luckily, this happens a few seconds later, and they step onto the escalator, with me directly behind. as we descend, i see the blue line train sitting there, doors open.

the people in front of me just stand there. this is not suprising, but infuriating nonetheless. when we reach the floor, i can finally dart around them, but i'm too late - the doors whip shut just a few feet in front of me. i curse silently, and make a kicking motion towards the tracks.

the Five Stairsteps coo, "things are gonna get easier...right now."

Monday, June 04, 2007

where was i?

how did i miss the news that last month tom brady was spotted out in new york city...wearing a yankees hat??

the horror. it renders me (nearly) speechless.

thank goodness he has issued an implicit, B-logo-based mea culpa this past weekend, but still. tommy, what is up? i don't care how many other actresses and supermodels you go on to date and/or impregnate, but for god's sake, have some decency!

Sunday, June 03, 2007

summer reading.

i don't know how many readers i've been able to lure back in the few days since my little self-imposed exile ended, however, i have a question for you all.

on tuesday, i plan on swinging by the library downtown and becoming the owner of a shiny new district of columbia library card. hooray for free books! (and hooray for a big city system that actually allows residents to renew books online! can you imagine?? chicago, i know you can't.) so, i am going to endeavor to actually utilize the library more than i did back in chi-town, because a) i really should read more and b) i am not made of money, so i can't afford frequent trips to barnes and noble and/or any more bookshelves.

the query here is this: i would love some "good read" recommendations. i have a few books in mind, but in order to adequately fuel my attempt to read more books for longer than say, three weeks, i'll need more than a few. plus, there's an upcoming family vacation in june that will involve little more than sitting around by the water, drinking, and reading - so in particular i'd love to hear about some lighter reads that you've recently enjoyed. none of that "confessions of a prada-wearing shopaholic good in bed devil" stuff, but i'm not looking for proust either, you know? fiction or non-fiction, i'm open to either!
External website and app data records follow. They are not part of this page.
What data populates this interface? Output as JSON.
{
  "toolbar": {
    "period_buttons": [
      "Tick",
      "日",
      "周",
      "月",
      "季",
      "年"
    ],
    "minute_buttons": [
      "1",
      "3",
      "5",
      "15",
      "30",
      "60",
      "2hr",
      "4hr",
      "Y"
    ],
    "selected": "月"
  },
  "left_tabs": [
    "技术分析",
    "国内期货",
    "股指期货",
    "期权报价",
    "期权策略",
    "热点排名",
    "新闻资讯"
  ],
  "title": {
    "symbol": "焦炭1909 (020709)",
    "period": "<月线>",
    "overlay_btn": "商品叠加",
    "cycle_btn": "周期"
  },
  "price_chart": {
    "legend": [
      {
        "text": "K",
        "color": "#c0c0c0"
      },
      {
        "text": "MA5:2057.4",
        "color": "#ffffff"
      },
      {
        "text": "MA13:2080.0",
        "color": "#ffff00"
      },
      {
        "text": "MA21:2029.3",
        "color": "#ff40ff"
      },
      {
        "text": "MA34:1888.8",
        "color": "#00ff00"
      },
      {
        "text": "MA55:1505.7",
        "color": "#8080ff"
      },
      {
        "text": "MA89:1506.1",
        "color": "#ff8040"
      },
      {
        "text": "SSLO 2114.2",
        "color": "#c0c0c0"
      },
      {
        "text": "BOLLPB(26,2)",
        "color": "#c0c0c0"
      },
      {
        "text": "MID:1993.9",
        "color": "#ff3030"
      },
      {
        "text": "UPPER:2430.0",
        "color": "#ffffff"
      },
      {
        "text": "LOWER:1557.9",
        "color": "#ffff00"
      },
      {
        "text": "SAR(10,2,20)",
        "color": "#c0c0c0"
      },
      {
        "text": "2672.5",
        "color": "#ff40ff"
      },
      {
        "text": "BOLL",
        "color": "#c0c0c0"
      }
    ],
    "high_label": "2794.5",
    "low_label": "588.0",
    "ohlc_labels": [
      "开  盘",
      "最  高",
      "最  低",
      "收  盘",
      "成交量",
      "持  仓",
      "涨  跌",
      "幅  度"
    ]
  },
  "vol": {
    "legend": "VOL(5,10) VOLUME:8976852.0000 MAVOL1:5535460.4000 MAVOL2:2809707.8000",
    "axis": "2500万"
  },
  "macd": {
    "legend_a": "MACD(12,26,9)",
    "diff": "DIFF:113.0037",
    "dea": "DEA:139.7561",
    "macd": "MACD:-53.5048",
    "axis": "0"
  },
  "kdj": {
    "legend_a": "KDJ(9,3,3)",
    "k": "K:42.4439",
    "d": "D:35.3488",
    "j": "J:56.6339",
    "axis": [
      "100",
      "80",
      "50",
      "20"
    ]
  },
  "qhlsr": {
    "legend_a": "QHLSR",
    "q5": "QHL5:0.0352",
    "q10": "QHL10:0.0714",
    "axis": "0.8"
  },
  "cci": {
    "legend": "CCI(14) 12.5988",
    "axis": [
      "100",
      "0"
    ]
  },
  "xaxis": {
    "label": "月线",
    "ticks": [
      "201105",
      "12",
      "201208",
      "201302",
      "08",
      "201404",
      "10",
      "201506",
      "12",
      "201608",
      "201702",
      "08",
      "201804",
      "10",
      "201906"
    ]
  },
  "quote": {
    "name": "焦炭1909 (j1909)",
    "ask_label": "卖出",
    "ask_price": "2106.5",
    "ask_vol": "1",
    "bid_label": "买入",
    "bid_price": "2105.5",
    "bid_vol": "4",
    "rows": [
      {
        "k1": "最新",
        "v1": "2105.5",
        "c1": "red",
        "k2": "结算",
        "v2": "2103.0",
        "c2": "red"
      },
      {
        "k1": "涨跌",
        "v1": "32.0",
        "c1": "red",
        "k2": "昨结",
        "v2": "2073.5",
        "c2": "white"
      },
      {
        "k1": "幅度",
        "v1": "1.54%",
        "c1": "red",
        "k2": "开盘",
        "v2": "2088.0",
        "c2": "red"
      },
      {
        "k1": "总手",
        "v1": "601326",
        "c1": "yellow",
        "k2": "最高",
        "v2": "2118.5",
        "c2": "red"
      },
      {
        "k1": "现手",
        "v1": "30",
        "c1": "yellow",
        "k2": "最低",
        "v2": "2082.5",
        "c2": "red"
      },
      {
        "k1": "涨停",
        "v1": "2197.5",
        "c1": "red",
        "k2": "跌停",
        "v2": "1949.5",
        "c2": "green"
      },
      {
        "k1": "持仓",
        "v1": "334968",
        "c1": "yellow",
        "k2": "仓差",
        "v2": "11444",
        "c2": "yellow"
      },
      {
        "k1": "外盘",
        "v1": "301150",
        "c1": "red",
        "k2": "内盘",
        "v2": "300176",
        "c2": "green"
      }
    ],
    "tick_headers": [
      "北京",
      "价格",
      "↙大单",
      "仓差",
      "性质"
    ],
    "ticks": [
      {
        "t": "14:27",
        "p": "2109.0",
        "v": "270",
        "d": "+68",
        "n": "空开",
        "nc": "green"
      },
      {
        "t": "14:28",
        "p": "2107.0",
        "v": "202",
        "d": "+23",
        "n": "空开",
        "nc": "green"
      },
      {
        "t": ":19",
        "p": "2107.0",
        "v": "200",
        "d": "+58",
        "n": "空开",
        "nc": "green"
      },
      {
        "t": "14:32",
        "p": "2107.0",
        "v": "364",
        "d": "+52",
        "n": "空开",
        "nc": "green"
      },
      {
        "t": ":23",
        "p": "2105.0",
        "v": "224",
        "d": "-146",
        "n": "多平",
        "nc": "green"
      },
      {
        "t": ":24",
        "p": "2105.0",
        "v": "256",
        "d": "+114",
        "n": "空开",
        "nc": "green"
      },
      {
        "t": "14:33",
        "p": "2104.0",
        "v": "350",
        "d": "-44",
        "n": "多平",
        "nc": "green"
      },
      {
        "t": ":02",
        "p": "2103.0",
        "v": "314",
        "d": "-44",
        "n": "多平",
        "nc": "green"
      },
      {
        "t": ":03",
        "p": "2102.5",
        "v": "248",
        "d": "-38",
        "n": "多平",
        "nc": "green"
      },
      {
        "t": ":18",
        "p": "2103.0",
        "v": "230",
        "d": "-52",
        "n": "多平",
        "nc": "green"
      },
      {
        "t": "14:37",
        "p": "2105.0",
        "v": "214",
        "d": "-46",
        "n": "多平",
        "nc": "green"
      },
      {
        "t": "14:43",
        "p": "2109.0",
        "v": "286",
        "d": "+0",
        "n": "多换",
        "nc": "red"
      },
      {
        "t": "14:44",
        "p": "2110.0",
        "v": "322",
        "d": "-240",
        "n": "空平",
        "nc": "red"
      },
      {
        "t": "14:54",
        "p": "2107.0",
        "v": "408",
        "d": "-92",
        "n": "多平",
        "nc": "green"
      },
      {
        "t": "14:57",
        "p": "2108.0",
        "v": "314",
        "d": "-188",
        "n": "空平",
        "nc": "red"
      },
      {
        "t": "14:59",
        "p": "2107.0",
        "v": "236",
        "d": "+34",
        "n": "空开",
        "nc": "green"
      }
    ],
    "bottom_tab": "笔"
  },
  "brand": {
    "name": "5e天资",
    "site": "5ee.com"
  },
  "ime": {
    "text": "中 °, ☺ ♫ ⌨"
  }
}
sidenote: since i don't currently possess a library card, and after we moved in here we didn't have tv for about a week and a half, i was propelled to our own bookcases in search of my next read. as i scanned the shelves, i realized that i'd never read Jane Eyre. can you believe that? two english degrees, and that pillar of british fiction ignored for so long? what was i paying them for, anyway??

(i'm enjoying it thoroughly, by the way. i'm only about 100 pages in, but there's already much tromping about the english countryside, overwrought emoting, and of course a somewhat foreboding villian/hero who gallops around on a horse. i do love the classics.)

Saturday, June 02, 2007

you know what's a great idea?

going out for drinks after work on a friday. generally, that is.

what is kind of a poor idea is going out for drinks after work on a friday and doing the following: 1) having three margaritas, two vodka tonics, one stoli madras, and one free rum-based shot-thingee from the bacardi promo guy 2) not really eating any dinner except some tortilla chips and guacamole, 3) staying out for five and a half hours, and 4) doing all of the above while conveniently forgetting that you have to get up early and help your friends move the next day.

sadly, i didn't receive the following newsflash from my biology until about 2:00 a.m.: you cannot drink like you did in college anymore. honestly. so stop trying. this unfortunate processing delay resulted in an awful night of sleep and a general feeling of zombie-like stupor upon rising. i was barely fit to lift my own two feet, never mind a couch.

but i survived, and luckily only had to do some light to moderate lifting in the process. and now it's a little after 1:00 p.m., and i've managed to eat an english muffin, half a bagel with cream cheese, and a salad, so i feel something resembling human again.

now i need another glass of water.